When assessing the influence of the environment on piezo actuators two effects must be considered:
· Linear Thermal Expansion
· Temperature Dependency of the Piezo Effect
Linear Thermal Expansion
Thermal stability of piezoceramics is better than that of most other materials. Actuators and positioning systems consist of a combination of piezoceramics and other materials and their overall behavior differs accordingly.
Temperature Dependency of the Piezo Effect
Piezo translators work in a wide temperature range. The piezo effect in lead zirconate titanate (PZT) ceramics is known to function down to almost zero kelvin, but the magnitude of the piezo coefficients is temperature dependent.
At liquid helium temperature piezo gain drops to approximately 10–20 % of its room temperature value.
Operating Temperatures for PI Piezoceramics
Piezoceramics must be poled to exhibit the piezo effect. A poled PZT ceramic may depole when heated above the maximum allowable operating temperature. The “rate” of depoling is related to the Curie temperature of the material. PI HVPZT actuators have a Curie temperature of 350°C and can be operated at up to 150°C. LVPZT actuators have a Curie temperature of 150°C and can be operated at up to 80°C. The new monolithic PICMA® actuators with their high Curie temperature of 320°C allow operating at temperatures of up to 150°C.
Closed-loop piezo positioning systems are less sensitive to temperature changes than open-loop systems. Optimum accuracy is achieved if the operating temperature is identical to the calibration temperature. If not otherwise specified, PI piezomechanics are calibrated at 22°C.
Piezo Operation in High Humidity
The polymer insulation materials used in piezoceramic actuators are sensitive to humidity. Water molecules diffuse through the polymer layer and can cause short circuiting of the piezoelectric layers. The insulation materials used in piezo actuators are sensitive to humidity. For higher humidity environments, PI offers special systems with waterproofed enclosed stacks, or integrated dry-air flushing mechanisms. A better solution are PICMA® actuators, which have ceramic-only insulation without any polymer covering and are thus less sensitive to water diffusion.
Piezo Operation in Inert Gas Atmospheres
Ceramic-insulated PICMA® actuators are also recommended for use in inert gases, such as helium. To reduce the danger of flashover with high-voltage piezos, the maximum operating voltage must be reduced. Semi-bipolar operation is recommended, because the average operating voltage can be kept very low.
Vacuum Operation of Piezo Actuators
All PI piezo actuators can be operated at pressures below 100 Pa (~1 torr). When piezo actuators are used in a vacuum, two factors must be considered:
· Dielectric stability
The dielectric breakdown voltage of a sample in a specific gas is a function of the pressure p times the electrode distance s. Air displays a high insulation capacity at atmospheric pressure and at very low pressures. The minimum breakdown voltage of ~300 V can be found at a ps-product of 1000 mm Pa (~10 mm torr).

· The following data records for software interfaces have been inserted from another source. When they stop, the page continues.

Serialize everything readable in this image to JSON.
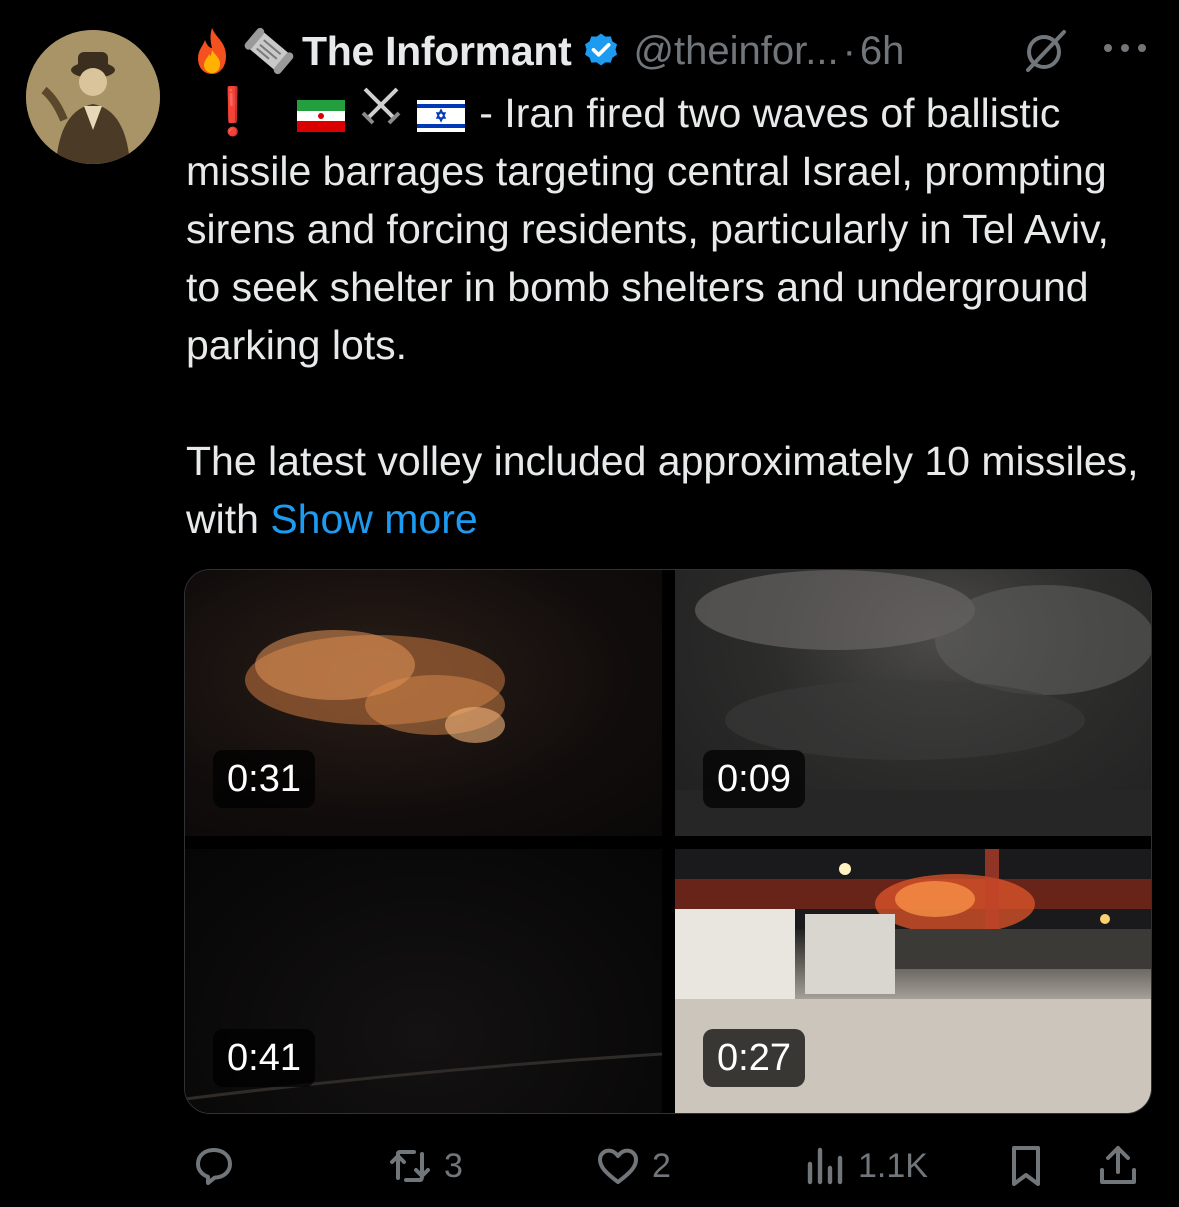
{
  "tweet": {
    "author": {
      "header_emojis": [
        "fire",
        "scroll"
      ],
      "display_name": "The Informant",
      "verified": true,
      "handle": "@theinfor...",
      "separator": "·",
      "time": "6h"
    },
    "text": {
      "line1_prefix_icons": [
        "exclamation",
        "iran-flag",
        "crossed-swords",
        "israel-flag"
      ],
      "exclamation": "❗",
      "para1": "- Iran fired two waves of ballistic missile barrages targeting central Israel, prompting sirens and forcing residents, particularly in Tel Aviv, to seek shelter in bomb shelters and underground parking lots.",
      "para2": "The latest volley included approximately 10 missiles, with",
      "show_more": "Show more"
    },
    "media": [
      {
        "duration": "0:31",
        "scene": "orange smoke cloud at night"
      },
      {
        "duration": "0:09",
        "scene": "grey smoke in night sky"
      },
      {
        "duration": "0:41",
        "scene": "dark night scene"
      },
      {
        "duration": "0:27",
        "scene": "fire behind white containers"
      }
    ],
    "actions": {
      "reply_count": "",
      "retweet_count": "3",
      "like_count": "2",
      "views_count": "1.1K"
    }
  },
  "colors": {
    "background": "#000000",
    "text": "#e7e9ea",
    "muted": "#71767b",
    "link": "#1d9bf0",
    "verified": "#1d9bf0"
  }
}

That is why PICMA® actuators with a maximum operating voltage of 120 V can be used in any vacuum condition. However, the operation of HVPZT actuators with dielectric layer thicknesses of 0.2 – 1.0 mm and nominal voltages to 1000 V is not recommended in the pressure range of 100 – 50000 Pa (~1 – 500 torr).
Outgassing behavior varies from model to model depending on design. Ultra-high-vacuum options for minimum outgassing are available for many standard low-voltage and highvoltage piezo actuators. Best suited are PICMA® ceramics (see Fig. 39a), because they have no polymers and can withstand bakeout to 150°C.
All materials used in UHV-compatible piezo nanopositioners, including cables and connectors, are optimized for minimal outgassing rates. Materials lists are available on request.